Roger Adler, 62, the former President of the Brooklyn Bar Association and the past Chair of the State Bar Association’s Criminal Justice Section, said he believes he could be the kind of judge that “litigants, jurors and lawyers would be pleased to work with and appear before.”
“Being a judge is about finding consensus and crafting solutions,” he explained.
After being admitted to the bar in 1971, Adler was Deputy Chief of the Brooklyn District Attorney’s Appeal’s Bureau as a young lawyer and has been in private practice since 1975.
His cases in private practice have been a mix of criminal defense and civil trials in state and federal courts and appellate work at every level of the state and federal judiciary.
Adler has also held a number of public positions including Counsel to the State Senate Codes Committee; a three-time Special District Attorney at the request of both former District Attorney Elizabeth Holtzman and current District Attorney Charles Hynes; and Special Counsel to the Justices of the Appellate Division, Second Department.
“I’ve argued in front of the U.S. Supreme Court and Appellate Courts throughout the country. I’ve represented individuals in trouble with the law, families looking to help their children fight drug addiction and served as a prosecutor in the 1970’s,” he continued. “Ensuring that our neighbors are represented by superb lawyers has been my life’s work.”
As President of the Brooklyn Bar Association, Roger initiated the depoliticized joint screening of judicial candidates along with the Association of the Bar of the City of New York.
He also successfully advocated for legislation strengthening penalties for drunk driving and other vehicular crimes as immediate past-Chair of the State Bar Association’s Criminal Justice Section.
Adler has also had his share of high profile clients including Norman, who he handled “a number of successful pre-trial motions.”
Norman was convicted “while being represented by other counsel,” he said.

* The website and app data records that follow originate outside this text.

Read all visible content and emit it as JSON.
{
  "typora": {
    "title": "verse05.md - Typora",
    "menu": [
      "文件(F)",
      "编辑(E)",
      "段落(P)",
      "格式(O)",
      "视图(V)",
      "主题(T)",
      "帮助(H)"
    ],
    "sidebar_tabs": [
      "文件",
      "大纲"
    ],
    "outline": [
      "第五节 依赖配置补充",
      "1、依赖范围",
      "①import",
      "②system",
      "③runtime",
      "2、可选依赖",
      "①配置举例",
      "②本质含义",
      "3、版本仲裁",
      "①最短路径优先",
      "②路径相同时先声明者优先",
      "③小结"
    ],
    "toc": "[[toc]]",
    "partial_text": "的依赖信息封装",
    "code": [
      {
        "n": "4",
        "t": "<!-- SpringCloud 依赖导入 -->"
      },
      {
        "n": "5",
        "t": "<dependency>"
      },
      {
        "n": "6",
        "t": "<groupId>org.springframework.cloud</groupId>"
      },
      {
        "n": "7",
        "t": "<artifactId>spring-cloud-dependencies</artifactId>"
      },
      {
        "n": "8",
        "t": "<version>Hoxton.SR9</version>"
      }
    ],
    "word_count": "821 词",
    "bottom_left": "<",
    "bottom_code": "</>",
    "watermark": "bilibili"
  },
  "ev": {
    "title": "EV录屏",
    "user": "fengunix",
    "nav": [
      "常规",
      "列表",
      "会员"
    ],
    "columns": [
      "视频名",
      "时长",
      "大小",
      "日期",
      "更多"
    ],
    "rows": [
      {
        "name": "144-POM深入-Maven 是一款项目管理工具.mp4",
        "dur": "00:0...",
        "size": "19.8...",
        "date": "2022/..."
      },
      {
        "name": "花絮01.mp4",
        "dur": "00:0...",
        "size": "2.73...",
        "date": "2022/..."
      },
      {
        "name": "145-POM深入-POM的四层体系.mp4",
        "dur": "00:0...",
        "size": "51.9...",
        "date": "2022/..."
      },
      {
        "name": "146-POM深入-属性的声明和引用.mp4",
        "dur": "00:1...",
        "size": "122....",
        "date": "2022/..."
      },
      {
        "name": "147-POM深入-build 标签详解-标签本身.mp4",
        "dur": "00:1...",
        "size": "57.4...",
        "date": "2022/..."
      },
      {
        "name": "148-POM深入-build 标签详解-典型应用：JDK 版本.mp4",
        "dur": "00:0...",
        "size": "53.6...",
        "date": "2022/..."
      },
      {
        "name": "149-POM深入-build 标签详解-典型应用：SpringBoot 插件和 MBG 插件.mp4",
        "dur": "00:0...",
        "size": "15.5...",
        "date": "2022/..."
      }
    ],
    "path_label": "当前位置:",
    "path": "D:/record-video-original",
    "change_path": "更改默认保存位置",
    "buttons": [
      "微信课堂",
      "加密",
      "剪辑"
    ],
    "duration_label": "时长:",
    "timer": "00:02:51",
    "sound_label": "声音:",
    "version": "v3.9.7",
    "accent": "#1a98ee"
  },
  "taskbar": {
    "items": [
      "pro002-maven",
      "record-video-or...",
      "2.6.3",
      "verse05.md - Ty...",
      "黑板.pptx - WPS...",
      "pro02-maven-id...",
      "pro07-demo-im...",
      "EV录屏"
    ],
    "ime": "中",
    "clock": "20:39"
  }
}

With the Democratic primary looming, Adler said that he hasn’t chosen which civil court seat he has his eye on.
There are currently three Civil Court seats up for grabs this year, although one of them is considered to be an “open seat.”
He has reportedly given his own campaign $100,000 to start and expects his election team – which includes Lisa Hernandez-Gioia, the wife of Queens City Councilmember Eric Gioia, as fundraising chair – to raise another $150,000 as the primary approaches.
Roger Adler was born and raised in Flatbush, Brooklyn. His father, Willy Adler, owned a bar and grill on Nevins Street, opposite the old Fox Theatre.
“My father and his brother fled Germany right after Kristallnacht,” Adler said. “He came here with nothing, fought for our country in World War II and later settled down to raise a family and run a business. He’s a great guy and is looking forward to coming up from South Carolina, where he now lives, to campaign for me.”